(Dataset rows describing interfaces)
------------------------------------------------------------
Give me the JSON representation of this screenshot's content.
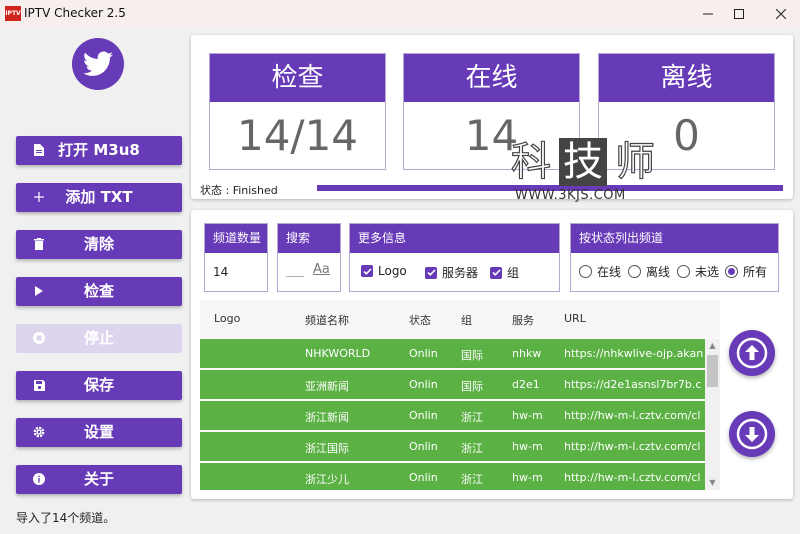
{
  "window": {
    "title": "IPTV Checker 2.5",
    "icon_text": "IPTV",
    "minimize": "minimize-icon",
    "maximize": "maximize-icon",
    "close": "close-icon"
  },
  "sidebar": {
    "avatar_icon": "twitter-bird-icon",
    "buttons": [
      {
        "label": "打开 M3u8",
        "icon": "file-icon",
        "enabled": true
      },
      {
        "label": "添加 TXT",
        "icon": "plus-icon",
        "enabled": true
      },
      {
        "label": "清除",
        "icon": "trash-icon",
        "enabled": true
      },
      {
        "label": "检查",
        "icon": "play-icon",
        "enabled": true
      },
      {
        "label": "停止",
        "icon": "stop-icon",
        "enabled": false
      },
      {
        "label": "保存",
        "icon": "save-icon",
        "enabled": true
      },
      {
        "label": "设置",
        "icon": "gear-icon",
        "enabled": true
      },
      {
        "label": "关于",
        "icon": "info-icon",
        "enabled": true
      }
    ]
  },
  "stats": {
    "check": {
      "label": "检查",
      "value": "14/14"
    },
    "online": {
      "label": "在线",
      "value": "14"
    },
    "offline": {
      "label": "离线",
      "value": "0"
    },
    "status_text": "状态 : Finished",
    "progress": 1.0
  },
  "watermark": {
    "chars": [
      "科",
      "技",
      "师"
    ],
    "url": "WWW.3KJS.COM"
  },
  "filters": {
    "channel_count": {
      "label": "频道数量",
      "value": "14"
    },
    "search": {
      "label": "搜索",
      "placeholder": "___",
      "icon": "font-size-icon",
      "icon_text": "Aa"
    },
    "more_info": {
      "label": "更多信息",
      "options": [
        {
          "label": "Logo",
          "checked": true
        },
        {
          "label": "服务器",
          "checked": true
        },
        {
          "label": "组",
          "checked": true
        }
      ]
    },
    "list_by_status": {
      "label": "按状态列出频道",
      "options": [
        {
          "label": "在线",
          "selected": false
        },
        {
          "label": "离线",
          "selected": false
        },
        {
          "label": "未选",
          "selected": false
        },
        {
          "label": "所有",
          "selected": true
        }
      ]
    }
  },
  "table": {
    "columns": [
      "Logo",
      "频道名称",
      "状态",
      "组",
      "服务",
      "URL"
    ],
    "rows": [
      {
        "logo": "",
        "name": "NHKWORLD",
        "status": "Onlin",
        "group": "国际",
        "server": "nhkw",
        "url": "https://nhkwlive-ojp.akan"
      },
      {
        "logo": "",
        "name": "亚洲新闻",
        "status": "Onlin",
        "group": "国际",
        "server": "d2e1",
        "url": "https://d2e1asnsl7br7b.c"
      },
      {
        "logo": "",
        "name": "浙江新闻",
        "status": "Onlin",
        "group": "浙江",
        "server": "hw-m",
        "url": "http://hw-m-l.cztv.com/cl"
      },
      {
        "logo": "",
        "name": "浙江国际",
        "status": "Onlin",
        "group": "浙江",
        "server": "hw-m",
        "url": "http://hw-m-l.cztv.com/cl"
      },
      {
        "logo": "",
        "name": "浙江少儿",
        "status": "Onlin",
        "group": "浙江",
        "server": "hw-m",
        "url": "http://hw-m-l.cztv.com/cl"
      }
    ],
    "row_color": "#5cb145"
  },
  "actions": {
    "up_icon": "arrow-up-circle-icon",
    "down_icon": "arrow-down-circle-icon"
  },
  "statusbar": {
    "text": "导入了14个频道。"
  },
  "theme": {
    "accent": "#673ab7",
    "accent_disabled": "#ddd4ee",
    "online_green": "#5cb145"
  }
}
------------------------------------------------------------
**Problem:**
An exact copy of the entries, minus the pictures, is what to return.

**Response for this exercise:**
Give me the JSON representation of this screenshot's content.
{
  "window": {
    "title": "IPTV Checker 2.5",
    "icon_text": "IPTV",
    "minimize": "minimize-icon",
    "maximize": "maximize-icon",
    "close": "close-icon"
  },
  "sidebar": {
    "avatar_icon": "twitter-bird-icon",
    "buttons": [
      {
        "label": "打开 M3u8",
        "icon": "file-icon",
        "enabled": true
      },
      {
        "label": "添加 TXT",
        "icon": "plus-icon",
        "enabled": true
      },
      {
        "label": "清除",
        "icon": "trash-icon",
        "enabled": true
      },
      {
        "label": "检查",
        "icon": "play-icon",
        "enabled": true
      },
      {
        "label": "停止",
        "icon": "stop-icon",
        "enabled": false
      },
      {
        "label": "保存",
        "icon": "save-icon",
        "enabled": true
      },
      {
        "label": "设置",
        "icon": "gear-icon",
        "enabled": true
      },
      {
        "label": "关于",
        "icon": "info-icon",
        "enabled": true
      }
    ]
  },
  "stats": {
    "check": {
      "label": "检查",
      "value": "14/14"
    },
    "online": {
      "label": "在线",
      "value": "14"
    },
    "offline": {
      "label": "离线",
      "value": "0"
    },
    "status_text": "状态 : Finished",
    "progress": 1.0
  },
  "watermark": {
    "chars": [
      "科",
      "技",
      "师"
    ],
    "url": "WWW.3KJS.COM"
  },
  "filters": {
    "channel_count": {
      "label": "频道数量",
      "value": "14"
    },
    "search": {
      "label": "搜索",
      "placeholder": "___",
      "icon": "font-size-icon",
      "icon_text": "Aa"
    },
    "more_info": {
      "label": "更多信息",
      "options": [
        {
          "label": "Logo",
          "checked": true
        },
        {
          "label": "服务器",
          "checked": true
        },
        {
          "label": "组",
          "checked": true
        }
      ]
    },
    "list_by_status": {
      "label": "按状态列出频道",
      "options": [
        {
          "label": "在线",
          "selected": false
        },
        {
          "label": "离线",
          "selected": false
        },
        {
          "label": "未选",
          "selected": false
        },
        {
          "label": "所有",
          "selected": true
        }
      ]
    }
  },
  "table": {
    "columns": [
      "Logo",
      "频道名称",
      "状态",
      "组",
      "服务",
      "URL"
    ],
    "rows": [
      {
        "logo": "",
        "name": "NHKWORLD",
        "status": "Onlin",
        "group": "国际",
        "server": "nhkw",
        "url": "https://nhkwlive-ojp.akan"
      },
      {
        "logo": "",
        "name": "亚洲新闻",
        "status": "Onlin",
        "group": "国际",
        "server": "d2e1",
        "url": "https://d2e1asnsl7br7b.c"
      },
      {
        "logo": "",
        "name": "浙江新闻",
        "status": "Onlin",
        "group": "浙江",
        "server": "hw-m",
        "url": "http://hw-m-l.cztv.com/cl"
      },
      {
        "logo": "",
        "name": "浙江国际",
        "status": "Onlin",
        "group": "浙江",
        "server": "hw-m",
        "url": "http://hw-m-l.cztv.com/cl"
      },
      {
        "logo": "",
        "name": "浙江少儿",
        "status": "Onlin",
        "group": "浙江",
        "server": "hw-m",
        "url": "http://hw-m-l.cztv.com/cl"
      }
    ],
    "row_color": "#5cb145"
  },
  "actions": {
    "up_icon": "arrow-up-circle-icon",
    "down_icon": "arrow-down-circle-icon"
  },
  "statusbar": {
    "text": "导入了14个频道。"
  },
  "theme": {
    "accent": "#673ab7",
    "accent_disabled": "#ddd4ee",
    "online_green": "#5cb145"
  }
}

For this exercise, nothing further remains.